The expected answer is every line from the material below that has the word "Daybreak".

****************

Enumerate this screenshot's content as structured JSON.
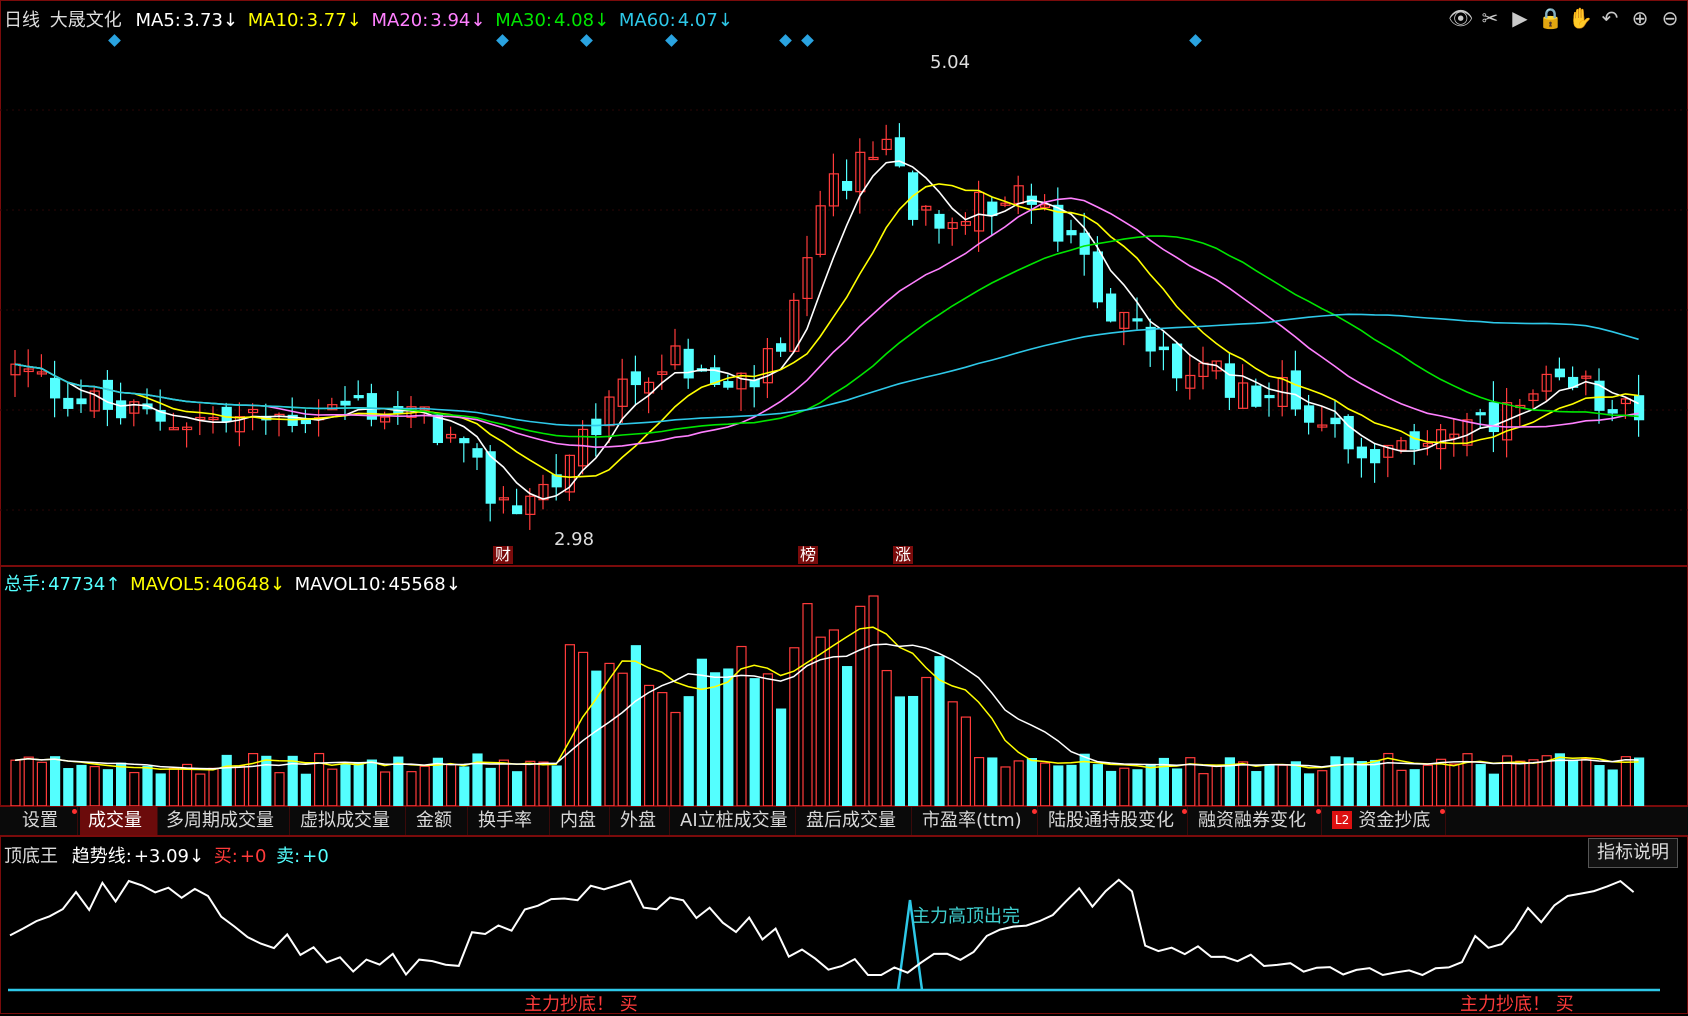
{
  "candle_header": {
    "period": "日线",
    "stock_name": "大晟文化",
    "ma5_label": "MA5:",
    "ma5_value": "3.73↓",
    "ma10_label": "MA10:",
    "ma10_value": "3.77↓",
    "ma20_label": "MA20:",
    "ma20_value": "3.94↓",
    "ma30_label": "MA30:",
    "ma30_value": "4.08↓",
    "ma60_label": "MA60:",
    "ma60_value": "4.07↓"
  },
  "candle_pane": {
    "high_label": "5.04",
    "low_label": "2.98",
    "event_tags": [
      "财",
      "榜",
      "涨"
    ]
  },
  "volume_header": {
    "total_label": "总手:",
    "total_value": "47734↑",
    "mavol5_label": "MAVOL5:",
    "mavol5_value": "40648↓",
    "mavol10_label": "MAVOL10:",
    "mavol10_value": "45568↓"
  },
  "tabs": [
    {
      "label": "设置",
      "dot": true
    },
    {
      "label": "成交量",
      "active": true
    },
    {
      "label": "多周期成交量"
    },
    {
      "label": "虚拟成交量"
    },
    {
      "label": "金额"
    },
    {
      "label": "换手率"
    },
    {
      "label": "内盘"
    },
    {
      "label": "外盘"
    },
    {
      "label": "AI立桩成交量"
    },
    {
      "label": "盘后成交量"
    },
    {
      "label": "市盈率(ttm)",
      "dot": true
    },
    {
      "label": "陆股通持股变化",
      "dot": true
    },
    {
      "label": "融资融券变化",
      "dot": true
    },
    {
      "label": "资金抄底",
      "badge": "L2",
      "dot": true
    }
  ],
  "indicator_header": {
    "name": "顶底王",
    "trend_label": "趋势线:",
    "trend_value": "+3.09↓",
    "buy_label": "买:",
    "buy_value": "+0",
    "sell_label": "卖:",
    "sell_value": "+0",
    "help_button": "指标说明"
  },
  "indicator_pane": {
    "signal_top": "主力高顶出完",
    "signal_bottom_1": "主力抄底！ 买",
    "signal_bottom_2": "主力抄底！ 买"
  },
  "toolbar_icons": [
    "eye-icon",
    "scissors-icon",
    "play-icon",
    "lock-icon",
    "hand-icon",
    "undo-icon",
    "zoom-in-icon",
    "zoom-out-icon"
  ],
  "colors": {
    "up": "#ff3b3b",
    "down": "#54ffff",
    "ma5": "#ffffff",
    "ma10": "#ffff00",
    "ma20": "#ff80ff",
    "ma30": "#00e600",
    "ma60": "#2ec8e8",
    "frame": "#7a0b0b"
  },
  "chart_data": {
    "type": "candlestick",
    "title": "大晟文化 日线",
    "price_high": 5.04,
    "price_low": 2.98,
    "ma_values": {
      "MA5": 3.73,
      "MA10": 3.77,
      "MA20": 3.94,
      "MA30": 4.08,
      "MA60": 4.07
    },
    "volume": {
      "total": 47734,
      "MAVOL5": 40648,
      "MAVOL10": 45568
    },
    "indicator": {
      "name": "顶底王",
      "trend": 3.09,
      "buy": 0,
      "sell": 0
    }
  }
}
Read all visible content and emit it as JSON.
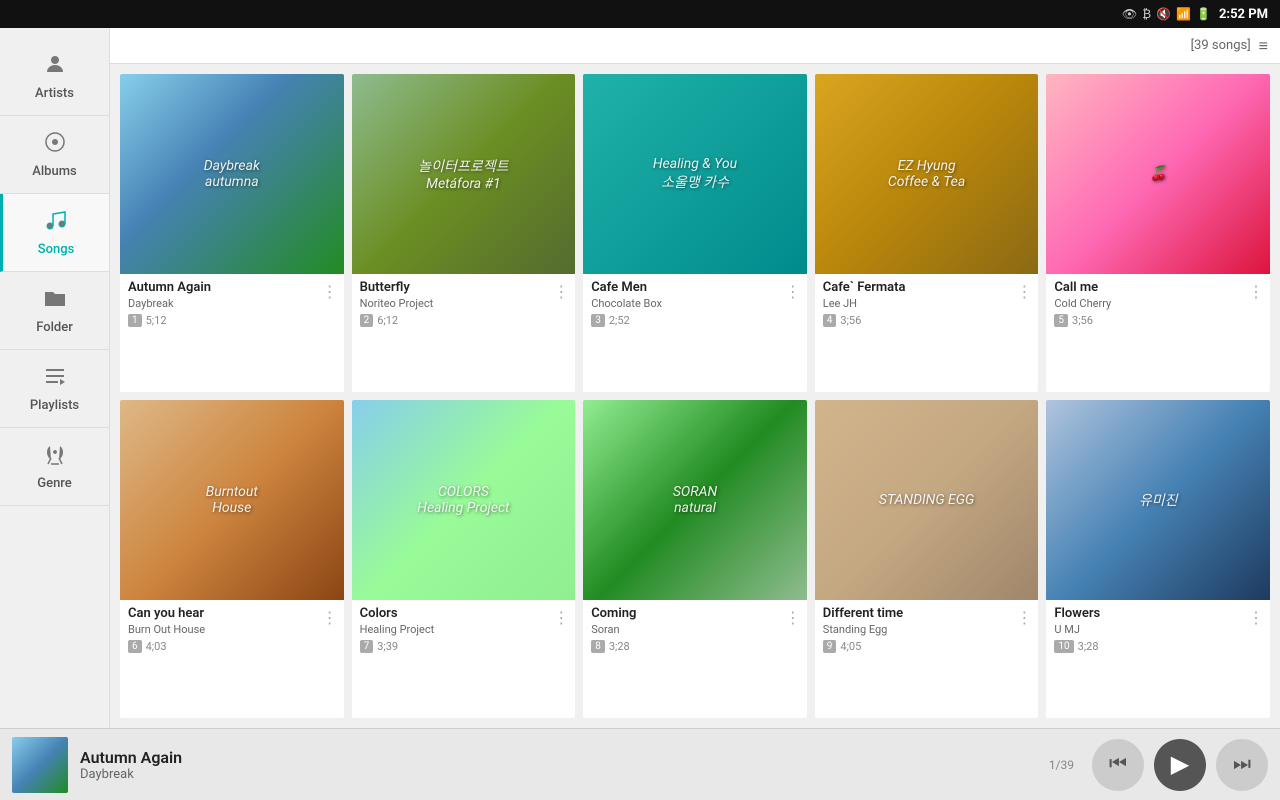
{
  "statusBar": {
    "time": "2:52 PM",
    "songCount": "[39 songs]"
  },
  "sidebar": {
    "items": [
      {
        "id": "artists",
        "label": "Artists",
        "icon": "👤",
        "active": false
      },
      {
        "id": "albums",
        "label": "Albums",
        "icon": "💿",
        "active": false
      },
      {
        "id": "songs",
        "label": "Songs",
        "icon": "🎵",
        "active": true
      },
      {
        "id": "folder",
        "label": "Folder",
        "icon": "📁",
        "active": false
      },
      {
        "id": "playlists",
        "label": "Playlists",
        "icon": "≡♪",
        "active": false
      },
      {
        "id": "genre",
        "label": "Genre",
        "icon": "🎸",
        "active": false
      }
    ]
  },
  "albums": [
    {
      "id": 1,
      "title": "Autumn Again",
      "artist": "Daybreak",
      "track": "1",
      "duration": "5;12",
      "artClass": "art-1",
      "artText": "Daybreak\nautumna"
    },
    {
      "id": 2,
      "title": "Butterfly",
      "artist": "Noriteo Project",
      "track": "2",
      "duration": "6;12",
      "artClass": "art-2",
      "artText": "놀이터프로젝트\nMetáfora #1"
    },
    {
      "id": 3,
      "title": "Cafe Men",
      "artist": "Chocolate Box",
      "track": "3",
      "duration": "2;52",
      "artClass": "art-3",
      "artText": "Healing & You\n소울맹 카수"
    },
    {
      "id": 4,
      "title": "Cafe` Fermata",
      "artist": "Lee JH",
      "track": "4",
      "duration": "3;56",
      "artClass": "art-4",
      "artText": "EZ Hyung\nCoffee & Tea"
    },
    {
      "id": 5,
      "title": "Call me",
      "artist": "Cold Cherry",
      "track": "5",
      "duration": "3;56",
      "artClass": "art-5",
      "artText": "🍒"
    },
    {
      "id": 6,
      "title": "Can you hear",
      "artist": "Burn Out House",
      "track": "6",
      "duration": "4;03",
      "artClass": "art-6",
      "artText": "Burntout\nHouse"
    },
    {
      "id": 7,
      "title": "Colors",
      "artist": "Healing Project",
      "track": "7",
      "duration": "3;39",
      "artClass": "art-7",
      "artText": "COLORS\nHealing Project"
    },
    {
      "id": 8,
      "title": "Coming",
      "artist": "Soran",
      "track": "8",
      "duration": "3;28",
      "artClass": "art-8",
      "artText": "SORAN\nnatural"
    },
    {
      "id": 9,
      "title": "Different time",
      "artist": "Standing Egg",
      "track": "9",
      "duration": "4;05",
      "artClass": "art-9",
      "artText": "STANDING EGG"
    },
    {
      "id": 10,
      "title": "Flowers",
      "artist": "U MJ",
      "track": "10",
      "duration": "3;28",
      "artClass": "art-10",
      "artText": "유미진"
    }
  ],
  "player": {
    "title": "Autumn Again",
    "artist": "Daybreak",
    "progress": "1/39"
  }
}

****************

**Response to this exercise:**
      "artist": "Daybreak",
      "artText": "Daybreak\nautumna"
    "artist": "Daybreak",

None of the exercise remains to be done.